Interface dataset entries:
*-*-*
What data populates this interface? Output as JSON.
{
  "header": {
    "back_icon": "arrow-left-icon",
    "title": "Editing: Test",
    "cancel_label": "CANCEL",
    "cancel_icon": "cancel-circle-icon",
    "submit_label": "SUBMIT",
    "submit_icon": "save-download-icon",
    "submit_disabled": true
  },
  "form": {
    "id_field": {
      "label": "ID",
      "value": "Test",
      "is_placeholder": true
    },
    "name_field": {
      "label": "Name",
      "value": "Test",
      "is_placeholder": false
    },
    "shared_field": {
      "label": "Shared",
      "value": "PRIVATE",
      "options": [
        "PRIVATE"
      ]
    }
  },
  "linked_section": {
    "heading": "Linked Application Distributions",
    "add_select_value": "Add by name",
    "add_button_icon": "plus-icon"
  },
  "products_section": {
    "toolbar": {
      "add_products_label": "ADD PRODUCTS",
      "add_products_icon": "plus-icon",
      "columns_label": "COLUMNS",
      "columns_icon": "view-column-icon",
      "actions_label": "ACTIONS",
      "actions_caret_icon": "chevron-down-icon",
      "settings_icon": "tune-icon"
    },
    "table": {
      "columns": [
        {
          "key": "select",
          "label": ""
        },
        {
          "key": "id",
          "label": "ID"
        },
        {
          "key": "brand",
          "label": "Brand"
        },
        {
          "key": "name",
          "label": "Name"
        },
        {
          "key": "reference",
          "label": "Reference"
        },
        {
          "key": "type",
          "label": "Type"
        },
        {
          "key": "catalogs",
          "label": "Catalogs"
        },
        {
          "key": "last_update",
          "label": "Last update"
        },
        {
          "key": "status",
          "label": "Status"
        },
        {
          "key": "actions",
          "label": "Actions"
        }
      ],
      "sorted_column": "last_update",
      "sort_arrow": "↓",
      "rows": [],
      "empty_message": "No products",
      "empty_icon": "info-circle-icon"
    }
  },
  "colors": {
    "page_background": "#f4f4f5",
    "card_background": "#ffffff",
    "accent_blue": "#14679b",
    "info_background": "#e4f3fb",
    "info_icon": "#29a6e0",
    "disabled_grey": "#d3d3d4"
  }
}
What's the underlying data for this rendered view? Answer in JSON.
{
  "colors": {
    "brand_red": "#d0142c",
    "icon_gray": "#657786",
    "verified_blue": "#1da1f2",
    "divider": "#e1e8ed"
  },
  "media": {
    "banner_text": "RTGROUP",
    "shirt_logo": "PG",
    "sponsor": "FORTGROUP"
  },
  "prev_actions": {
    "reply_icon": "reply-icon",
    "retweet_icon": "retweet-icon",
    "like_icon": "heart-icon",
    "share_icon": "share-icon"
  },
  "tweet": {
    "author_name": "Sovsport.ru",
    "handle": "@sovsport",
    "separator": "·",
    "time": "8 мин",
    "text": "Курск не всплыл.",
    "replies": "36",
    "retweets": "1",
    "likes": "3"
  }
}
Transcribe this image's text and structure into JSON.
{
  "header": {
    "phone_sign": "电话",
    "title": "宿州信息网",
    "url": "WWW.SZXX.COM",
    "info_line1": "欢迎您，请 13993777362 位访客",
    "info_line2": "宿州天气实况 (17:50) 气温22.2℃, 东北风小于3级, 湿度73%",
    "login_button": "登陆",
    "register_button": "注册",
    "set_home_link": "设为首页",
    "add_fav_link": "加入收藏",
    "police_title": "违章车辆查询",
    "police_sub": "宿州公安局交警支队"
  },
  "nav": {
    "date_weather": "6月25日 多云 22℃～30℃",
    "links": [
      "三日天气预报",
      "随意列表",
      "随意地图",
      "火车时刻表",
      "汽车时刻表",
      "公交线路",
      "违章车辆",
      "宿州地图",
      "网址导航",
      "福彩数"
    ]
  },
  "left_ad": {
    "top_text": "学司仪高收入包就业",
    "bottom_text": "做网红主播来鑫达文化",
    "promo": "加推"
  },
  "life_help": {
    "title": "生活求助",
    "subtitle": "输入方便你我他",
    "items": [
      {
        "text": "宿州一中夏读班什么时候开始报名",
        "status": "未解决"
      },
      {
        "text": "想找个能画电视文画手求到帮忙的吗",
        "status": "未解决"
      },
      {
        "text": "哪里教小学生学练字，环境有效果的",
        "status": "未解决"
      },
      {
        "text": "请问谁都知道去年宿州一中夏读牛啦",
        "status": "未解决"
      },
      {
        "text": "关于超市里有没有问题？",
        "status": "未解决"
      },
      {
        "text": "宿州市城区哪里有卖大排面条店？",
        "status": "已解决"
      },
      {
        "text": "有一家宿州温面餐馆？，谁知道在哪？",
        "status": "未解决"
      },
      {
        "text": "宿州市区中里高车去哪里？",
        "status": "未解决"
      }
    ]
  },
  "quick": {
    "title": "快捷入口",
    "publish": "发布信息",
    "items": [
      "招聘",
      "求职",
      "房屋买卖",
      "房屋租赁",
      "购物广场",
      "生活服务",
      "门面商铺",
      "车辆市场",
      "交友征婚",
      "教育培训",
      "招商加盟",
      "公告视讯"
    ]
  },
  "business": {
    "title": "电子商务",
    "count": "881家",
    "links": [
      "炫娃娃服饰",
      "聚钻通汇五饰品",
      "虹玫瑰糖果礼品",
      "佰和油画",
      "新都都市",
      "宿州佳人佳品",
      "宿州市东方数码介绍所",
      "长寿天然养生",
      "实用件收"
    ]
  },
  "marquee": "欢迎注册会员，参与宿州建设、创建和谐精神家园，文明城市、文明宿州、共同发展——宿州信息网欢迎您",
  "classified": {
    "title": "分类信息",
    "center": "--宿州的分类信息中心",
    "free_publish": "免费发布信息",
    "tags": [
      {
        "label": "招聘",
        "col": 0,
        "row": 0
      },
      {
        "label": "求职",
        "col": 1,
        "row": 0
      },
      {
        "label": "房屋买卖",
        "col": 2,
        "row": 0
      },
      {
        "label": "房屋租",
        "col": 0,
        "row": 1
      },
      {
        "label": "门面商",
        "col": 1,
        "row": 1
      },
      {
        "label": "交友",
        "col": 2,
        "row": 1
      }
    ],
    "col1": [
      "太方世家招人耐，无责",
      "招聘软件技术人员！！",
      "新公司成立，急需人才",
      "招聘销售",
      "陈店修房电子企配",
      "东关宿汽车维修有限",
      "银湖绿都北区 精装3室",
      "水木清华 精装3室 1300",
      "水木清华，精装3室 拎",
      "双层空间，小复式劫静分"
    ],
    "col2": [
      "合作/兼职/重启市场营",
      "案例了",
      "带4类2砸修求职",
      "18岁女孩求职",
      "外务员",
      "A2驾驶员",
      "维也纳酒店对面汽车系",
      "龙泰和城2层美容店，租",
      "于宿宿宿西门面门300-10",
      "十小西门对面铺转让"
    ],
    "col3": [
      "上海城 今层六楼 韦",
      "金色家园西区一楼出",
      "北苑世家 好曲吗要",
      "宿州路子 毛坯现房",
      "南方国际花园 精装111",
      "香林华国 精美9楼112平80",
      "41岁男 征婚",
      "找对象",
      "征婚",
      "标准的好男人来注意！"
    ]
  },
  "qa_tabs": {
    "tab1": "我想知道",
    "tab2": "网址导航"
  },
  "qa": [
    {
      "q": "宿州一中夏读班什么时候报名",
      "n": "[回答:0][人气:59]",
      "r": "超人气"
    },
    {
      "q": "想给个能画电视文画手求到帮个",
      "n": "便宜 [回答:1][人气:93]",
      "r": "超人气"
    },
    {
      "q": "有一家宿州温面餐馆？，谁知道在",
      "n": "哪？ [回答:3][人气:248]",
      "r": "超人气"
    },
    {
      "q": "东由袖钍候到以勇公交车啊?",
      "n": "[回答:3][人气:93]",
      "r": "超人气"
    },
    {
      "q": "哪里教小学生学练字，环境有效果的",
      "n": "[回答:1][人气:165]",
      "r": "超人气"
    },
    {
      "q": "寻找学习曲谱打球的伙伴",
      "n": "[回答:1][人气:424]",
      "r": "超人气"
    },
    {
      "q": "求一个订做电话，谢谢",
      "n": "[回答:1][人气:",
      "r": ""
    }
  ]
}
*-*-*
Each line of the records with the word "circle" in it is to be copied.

Your solution:
    "cancel_icon": "cancel-circle-icon",
      "empty_icon": "info-circle-icon"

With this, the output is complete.